Are Skills the Answer?
This study of the problems confronting institutions for the creation of occupational skills in seven advanced industrialized countries contributes to two different areas of debate. The first is the study of the diversity of institutional forms taken by modern capitalism, and the difficulties currently surrounding the survival of that diversity. Most discussions of this theme analyse economic institutions and governance in general. The authors of this book are more specific, focusing on the key area of skill creation. The second theme is that of vocational education and training in its own right. While sharing the consensus that the advanced countries must secure competitive advantage in a global economy by developing highly skilled work-forces, the authors draw attention to certain awkward aspects of this approach that are often glossed over in general debate: The employment-generating power of improvements in skill levels is limited: employment policy cannot depend fully on education policies While the acquisition of skills has become a major public need, there is increasing dependence for their provision on individual firms, which can have no responsibility for general needs, with government action being restricted to residual care for the unemployed rather than contributing at the leading edge of advanced skills policy. The authors argue that public agencies must find new ways of working with the business sector, acquiring expertise and authority through such means as supporting skills standards and taking the lead in the certification of employers as trainers. There must also be reconsideration of the former role of public-service employment as a provider of secure if poorly paid employment for low-productivity workers.

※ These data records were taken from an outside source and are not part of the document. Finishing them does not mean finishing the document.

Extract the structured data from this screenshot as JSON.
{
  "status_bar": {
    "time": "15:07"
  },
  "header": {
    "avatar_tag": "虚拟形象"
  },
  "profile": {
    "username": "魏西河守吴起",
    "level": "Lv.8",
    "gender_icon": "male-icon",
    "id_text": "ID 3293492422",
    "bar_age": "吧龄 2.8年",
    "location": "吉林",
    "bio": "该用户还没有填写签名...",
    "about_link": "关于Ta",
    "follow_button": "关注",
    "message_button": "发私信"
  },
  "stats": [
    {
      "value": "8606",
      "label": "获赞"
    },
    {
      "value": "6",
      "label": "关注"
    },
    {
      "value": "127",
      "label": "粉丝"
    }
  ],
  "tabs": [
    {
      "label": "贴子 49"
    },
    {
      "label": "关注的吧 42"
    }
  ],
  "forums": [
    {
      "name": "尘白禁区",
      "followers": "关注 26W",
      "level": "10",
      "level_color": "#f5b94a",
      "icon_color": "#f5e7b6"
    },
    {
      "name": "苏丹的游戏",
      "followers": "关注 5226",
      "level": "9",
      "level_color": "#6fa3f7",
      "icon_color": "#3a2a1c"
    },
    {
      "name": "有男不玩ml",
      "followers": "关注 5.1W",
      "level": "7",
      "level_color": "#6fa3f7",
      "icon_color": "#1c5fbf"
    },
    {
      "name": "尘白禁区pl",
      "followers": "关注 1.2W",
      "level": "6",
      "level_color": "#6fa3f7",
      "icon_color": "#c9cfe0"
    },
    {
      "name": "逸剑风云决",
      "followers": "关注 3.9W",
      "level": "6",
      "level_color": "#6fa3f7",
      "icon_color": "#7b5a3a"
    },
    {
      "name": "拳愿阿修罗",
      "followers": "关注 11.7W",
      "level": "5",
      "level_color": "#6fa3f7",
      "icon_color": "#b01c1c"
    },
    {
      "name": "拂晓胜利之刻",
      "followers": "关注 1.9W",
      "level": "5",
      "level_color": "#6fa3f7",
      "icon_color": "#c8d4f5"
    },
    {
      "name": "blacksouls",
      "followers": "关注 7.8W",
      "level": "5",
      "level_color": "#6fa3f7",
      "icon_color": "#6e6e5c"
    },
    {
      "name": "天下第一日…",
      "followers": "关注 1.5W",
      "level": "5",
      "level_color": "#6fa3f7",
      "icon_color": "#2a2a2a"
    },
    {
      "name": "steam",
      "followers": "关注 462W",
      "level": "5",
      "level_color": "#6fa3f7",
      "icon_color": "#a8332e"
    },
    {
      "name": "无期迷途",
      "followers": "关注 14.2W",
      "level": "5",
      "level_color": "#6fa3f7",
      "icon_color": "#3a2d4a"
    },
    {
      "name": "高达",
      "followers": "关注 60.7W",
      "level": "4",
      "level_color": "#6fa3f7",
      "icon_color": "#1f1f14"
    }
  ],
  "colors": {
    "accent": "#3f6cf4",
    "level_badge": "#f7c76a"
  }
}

The countries covered are France, Germany, Italy, Japan, Sweden, the UK and the USA.